Content starts

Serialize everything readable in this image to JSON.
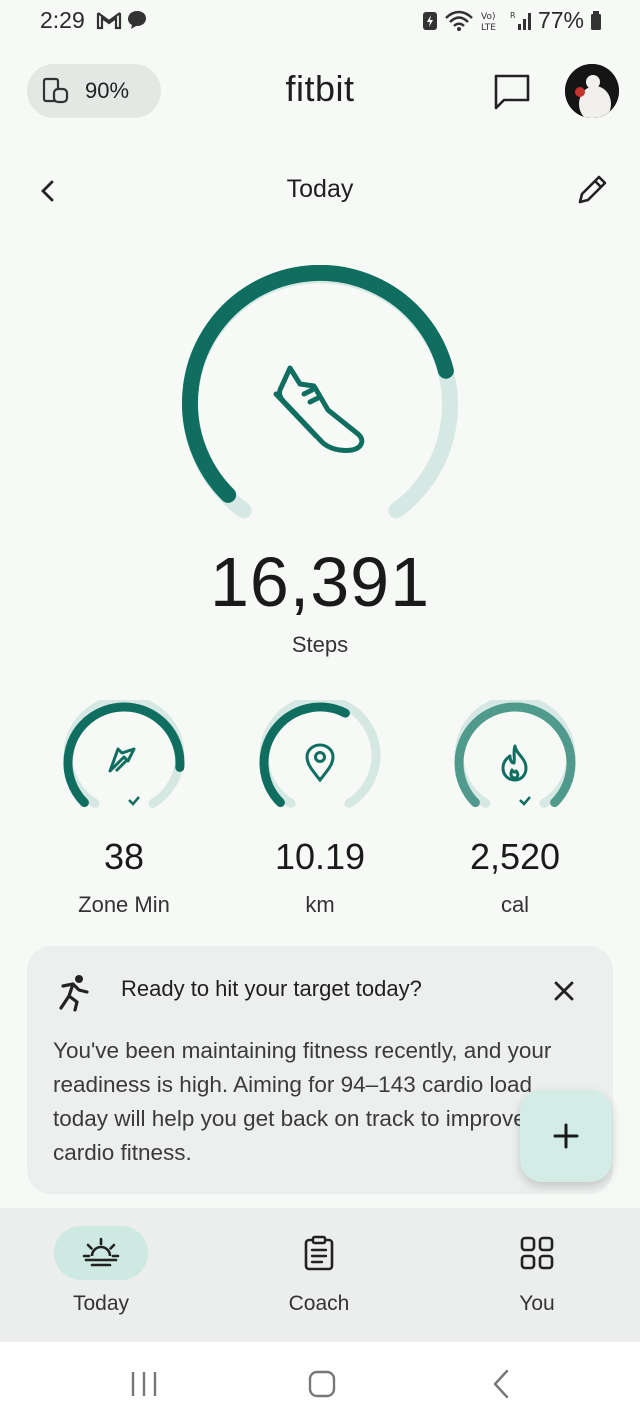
{
  "status_bar": {
    "time": "2:29",
    "battery": "77%"
  },
  "header": {
    "device_battery": "90%",
    "app_title": "fitbit"
  },
  "page": {
    "title": "Today"
  },
  "main_stat": {
    "value": "16,391",
    "label": "Steps",
    "progress": 0.78
  },
  "stats": [
    {
      "value": "38",
      "label": "Zone Min",
      "progress": 0.85,
      "goal_met": true
    },
    {
      "value": "10.19",
      "label": "km",
      "progress": 0.6,
      "goal_met": false
    },
    {
      "value": "2,520",
      "label": "cal",
      "progress": 1.0,
      "goal_met": true
    }
  ],
  "card": {
    "title": "Ready to hit your target today?",
    "body": "You've been maintaining fitness recently, and your readiness is high. Aiming for 94–143 cardio load today will help you get back on track to improve your cardio fitness."
  },
  "nav": [
    {
      "label": "Today",
      "active": true
    },
    {
      "label": "Coach",
      "active": false
    },
    {
      "label": "You",
      "active": false
    }
  ],
  "colors": {
    "accent": "#0f6e5f",
    "accent_light": "#d6e8e3",
    "fab_bg": "#d4ece6"
  }
}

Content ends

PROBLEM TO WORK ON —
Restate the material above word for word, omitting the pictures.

EXPECTED ANSWER —
Serialize everything readable in this image to JSON.
{
  "status_bar": {
    "time": "2:29",
    "battery": "77%"
  },
  "header": {
    "device_battery": "90%",
    "app_title": "fitbit"
  },
  "page": {
    "title": "Today"
  },
  "main_stat": {
    "value": "16,391",
    "label": "Steps",
    "progress": 0.78
  },
  "stats": [
    {
      "value": "38",
      "label": "Zone Min",
      "progress": 0.85,
      "goal_met": true
    },
    {
      "value": "10.19",
      "label": "km",
      "progress": 0.6,
      "goal_met": false
    },
    {
      "value": "2,520",
      "label": "cal",
      "progress": 1.0,
      "goal_met": true
    }
  ],
  "card": {
    "title": "Ready to hit your target today?",
    "body": "You've been maintaining fitness recently, and your readiness is high. Aiming for 94–143 cardio load today will help you get back on track to improve your cardio fitness."
  },
  "nav": [
    {
      "label": "Today",
      "active": true
    },
    {
      "label": "Coach",
      "active": false
    },
    {
      "label": "You",
      "active": false
    }
  ],
  "colors": {
    "accent": "#0f6e5f",
    "accent_light": "#d6e8e3",
    "fab_bg": "#d4ece6"
  }
}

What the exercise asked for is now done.